Institutional Inertia and Institutional Change in an Expanding Normal-Form Game
We investigate aspects of institutional change in an evolutionary game-theoretic framework, in principle focusing on problems of coordination in groups when new solutions to a problem become available. In an evolutionary game with an underlying dilemma structure, we let a number of new strategies become gradually available to the agents. The dilemma structure of the situation is not changed by these. Older strategies offer a lesser payoff than newly available ones. The problem that agents have to solve for realizing improved results is, therefore, to coordinate on newly available strategies. Strategies are taken to represent institutions; the coordination on a new strategy by agents, hence, represents a change in the institutional framework of a group. The simulations we run show a stable pattern regarding such institutional changes. A number of institutions are found to coexist, with the specific number depending on the relation of payoffs achievable through the coordination of different strategies. Usually, the strategies leading to the highest possible payoff are not among these. This can be taken to reflect the heterogeneity of rules in larger groups, with different subgroups showing different behavior patterns.
References listed on IDEAS
Please report citation or reference errors to , or , if you are the registered author of the cited work, log in to your RePEc Author Service profile, click on "citations" and make appropriate adjustments.:
- Geoffrey Hodgson & Kainan Huang, 2012. "Evolutionary game theory and evolutionary economics: are they different species?," Journal of Evolutionary Economics, Springer, vol. 22(2), pages 345-366, April.
- Groenewegen, J. & Kerstholt, F.T.S. & Nagelkerke, A.G., 1995. "On integrating new and old institutionalism : Douglass North building bridges," Other publications TiSEM cc3f6aba-ee41-4256-93de-8, Tilburg University, School of Economics and Management.

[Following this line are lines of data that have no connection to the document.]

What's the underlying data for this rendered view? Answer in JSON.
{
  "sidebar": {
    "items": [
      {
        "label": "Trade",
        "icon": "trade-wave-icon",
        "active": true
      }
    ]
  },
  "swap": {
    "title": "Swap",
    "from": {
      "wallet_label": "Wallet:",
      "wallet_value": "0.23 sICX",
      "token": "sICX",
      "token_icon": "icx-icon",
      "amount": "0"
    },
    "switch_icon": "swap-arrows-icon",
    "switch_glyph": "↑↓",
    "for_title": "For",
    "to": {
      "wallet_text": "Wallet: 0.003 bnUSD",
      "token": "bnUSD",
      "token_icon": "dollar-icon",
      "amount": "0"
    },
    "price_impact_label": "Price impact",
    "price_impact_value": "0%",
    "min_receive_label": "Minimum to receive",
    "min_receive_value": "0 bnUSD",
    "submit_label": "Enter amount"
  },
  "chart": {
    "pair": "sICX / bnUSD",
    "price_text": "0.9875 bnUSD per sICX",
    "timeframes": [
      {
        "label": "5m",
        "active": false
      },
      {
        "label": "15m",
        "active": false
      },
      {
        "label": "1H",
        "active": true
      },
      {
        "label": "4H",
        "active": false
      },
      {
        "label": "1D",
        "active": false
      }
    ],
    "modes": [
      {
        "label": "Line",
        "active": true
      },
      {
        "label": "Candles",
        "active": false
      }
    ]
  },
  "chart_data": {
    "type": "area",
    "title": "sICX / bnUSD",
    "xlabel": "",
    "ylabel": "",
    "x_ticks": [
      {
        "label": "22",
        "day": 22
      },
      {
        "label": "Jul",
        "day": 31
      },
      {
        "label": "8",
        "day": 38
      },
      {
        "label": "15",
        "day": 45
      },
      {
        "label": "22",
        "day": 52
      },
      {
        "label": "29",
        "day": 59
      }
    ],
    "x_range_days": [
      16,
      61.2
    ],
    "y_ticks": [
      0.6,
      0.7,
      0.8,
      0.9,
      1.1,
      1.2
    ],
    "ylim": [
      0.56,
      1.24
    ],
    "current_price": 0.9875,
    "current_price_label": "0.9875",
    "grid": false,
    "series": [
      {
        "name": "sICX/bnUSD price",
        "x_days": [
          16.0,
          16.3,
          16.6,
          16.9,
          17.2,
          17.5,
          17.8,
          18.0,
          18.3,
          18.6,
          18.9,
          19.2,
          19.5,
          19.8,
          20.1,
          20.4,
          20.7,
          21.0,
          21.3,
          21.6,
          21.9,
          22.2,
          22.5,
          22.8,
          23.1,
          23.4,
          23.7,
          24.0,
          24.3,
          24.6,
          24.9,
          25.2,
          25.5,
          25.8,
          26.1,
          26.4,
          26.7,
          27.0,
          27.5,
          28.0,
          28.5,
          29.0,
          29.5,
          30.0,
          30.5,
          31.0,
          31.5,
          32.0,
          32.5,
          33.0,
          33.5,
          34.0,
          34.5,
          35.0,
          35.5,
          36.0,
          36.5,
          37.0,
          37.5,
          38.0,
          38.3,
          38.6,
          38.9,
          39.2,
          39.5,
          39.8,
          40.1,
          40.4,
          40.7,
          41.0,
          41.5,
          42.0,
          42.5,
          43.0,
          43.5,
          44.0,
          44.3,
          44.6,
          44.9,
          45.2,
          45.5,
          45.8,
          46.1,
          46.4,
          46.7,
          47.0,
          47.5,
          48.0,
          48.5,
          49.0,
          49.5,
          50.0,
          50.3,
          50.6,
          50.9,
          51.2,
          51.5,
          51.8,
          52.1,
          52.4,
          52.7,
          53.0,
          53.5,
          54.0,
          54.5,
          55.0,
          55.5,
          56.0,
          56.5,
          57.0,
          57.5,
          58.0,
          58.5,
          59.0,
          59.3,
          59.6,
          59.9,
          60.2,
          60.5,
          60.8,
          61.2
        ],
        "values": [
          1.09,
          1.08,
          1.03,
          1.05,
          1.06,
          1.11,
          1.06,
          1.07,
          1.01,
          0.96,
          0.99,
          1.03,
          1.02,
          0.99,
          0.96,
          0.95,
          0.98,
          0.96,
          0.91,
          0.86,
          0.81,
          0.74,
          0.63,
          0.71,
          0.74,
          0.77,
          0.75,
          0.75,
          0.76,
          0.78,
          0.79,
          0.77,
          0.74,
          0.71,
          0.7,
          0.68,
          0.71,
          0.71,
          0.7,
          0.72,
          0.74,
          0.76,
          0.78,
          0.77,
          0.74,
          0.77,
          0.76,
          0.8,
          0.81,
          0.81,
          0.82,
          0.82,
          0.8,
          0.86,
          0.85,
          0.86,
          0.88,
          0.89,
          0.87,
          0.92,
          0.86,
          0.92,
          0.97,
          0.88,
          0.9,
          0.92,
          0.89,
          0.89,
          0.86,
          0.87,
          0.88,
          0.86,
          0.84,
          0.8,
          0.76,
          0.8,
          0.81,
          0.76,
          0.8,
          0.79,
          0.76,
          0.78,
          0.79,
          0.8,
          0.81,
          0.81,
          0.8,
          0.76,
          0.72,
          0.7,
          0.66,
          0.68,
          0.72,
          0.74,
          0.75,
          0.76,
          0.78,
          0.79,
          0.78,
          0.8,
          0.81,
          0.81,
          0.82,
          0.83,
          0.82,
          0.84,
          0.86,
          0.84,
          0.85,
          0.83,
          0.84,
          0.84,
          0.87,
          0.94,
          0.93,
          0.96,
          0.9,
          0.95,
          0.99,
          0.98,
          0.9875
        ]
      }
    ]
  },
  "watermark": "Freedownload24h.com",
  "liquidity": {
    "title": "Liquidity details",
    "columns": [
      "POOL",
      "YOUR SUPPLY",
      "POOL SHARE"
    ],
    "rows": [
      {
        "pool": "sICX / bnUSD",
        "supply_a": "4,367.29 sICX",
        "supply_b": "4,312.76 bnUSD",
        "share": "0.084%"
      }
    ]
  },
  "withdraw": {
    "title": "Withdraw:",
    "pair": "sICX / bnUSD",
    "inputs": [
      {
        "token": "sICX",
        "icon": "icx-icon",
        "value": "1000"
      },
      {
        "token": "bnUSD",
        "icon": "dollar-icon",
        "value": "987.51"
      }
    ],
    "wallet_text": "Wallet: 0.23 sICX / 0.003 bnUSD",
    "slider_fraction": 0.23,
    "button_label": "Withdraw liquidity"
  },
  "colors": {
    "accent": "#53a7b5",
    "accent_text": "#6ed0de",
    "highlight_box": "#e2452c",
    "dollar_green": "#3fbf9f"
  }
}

- Villena, Mauricio G. & Villena, Marcelo J., 2004. "Evolutionary Game Theory and Thorstein Veblen’s Evolutionary Economics: Is EGT Veblenian?," MPRA Paper 28889, University Library of Munich, Germany.
- Konrad, Kai A. & Skaperdas, Stergios, 1997. "Credible threats in extortion," Journal of Economic Behavior & Organization, Elsevier, vol. 33(1), pages 23-39, May.
- Elinor Ostrom, 2000. "Collective Action and the Evolution of Social Norms," Journal of Economic Perspectives, American Economic Association, vol. 14(3), pages 137-158, Summer.
- Wolfram Elsner, 2012. "The Theory of Institutional Change Revisited: The Institutional Dichotomy, Its Dynamic, and Its Policy Implications in a More Formal Analysis," Journal of Economic Issues, M.E. Sharpe, Inc., vol. 46(1), pages 1-44, March.
- Douglass C. North, 2005.
"Introduction to Understanding the Process of Economic Change
[Understanding the Process of Economic Change]," Introductory Chapters, Princeton University Press.
- Paul R. Milgrom & Douglass C. North & Barry R. Weingast, 1990. "The Role Of Institutions In The Revival Of Trade: The Law Merchant, Private Judges, And The Champagne Fairs," Economics and Politics, Wiley Blackwell, vol. 2(1), pages 1-23, 03.
- Rubinstein, Ariel, 1979. "Equilibrium in supergames with the overtaking criterion," Journal of Economic Theory, Elsevier, vol. 21(1), pages 1-9, August.
- Samuel Bowles, 1998. "Endogenous Preferences: The Cultural Consequences of Markets and Other Economic Institutions," Journal of Economic Literature, American Economic Association, vol. 36(1), pages 75-111, March.
- Taleb, Nassim N. & Tapiero, Charles S., 2010. "Risk externalities and too big to fail," Physica A: Statistical Mechanics and its Applications, Elsevier, vol. 389(17), pages 3503-3507.
- John P. Watkins, 2010. "Mainstream Efforts to Tell a Better Story - Natural Selection as a Misplaced Metaphor: The Problem of Corporate Power," Journal of Economic Issues, M.E. Sharpe, Inc., vol. 44(4), pages 991-1008, December.
When requesting a correction, please mention this item's handle: RePEc:gam:jgames:v:4:y:2013:i:3:p:398-425:d:27915. See general information about how to correct material in RePEc.
For technical questions regarding this item, or to correct its authors, title, abstract, bibliographic or download information, contact: (XML Conversion Team)
If you have authored this item and are not yet registered with RePEc, we encourage you to do it here. This allows to link your profile to this item. It also allows you to accept potential citations to this item that we are uncertain about.
If references are entirely missing, you can add them using this form.
If the full references list an item that is present in RePEc, but the system did not link to it, you can help with this form.
If you know of missing items citing this one, you can help us creating those links by adding the relevant references in the same way as above, for each refering item. If you are a registered author of this item, you may also want to check the "citations" tab in your profile, as there may be some citations waiting for confirmation.
Please note that corrections may take a couple of weeks to filter through the various RePEc services.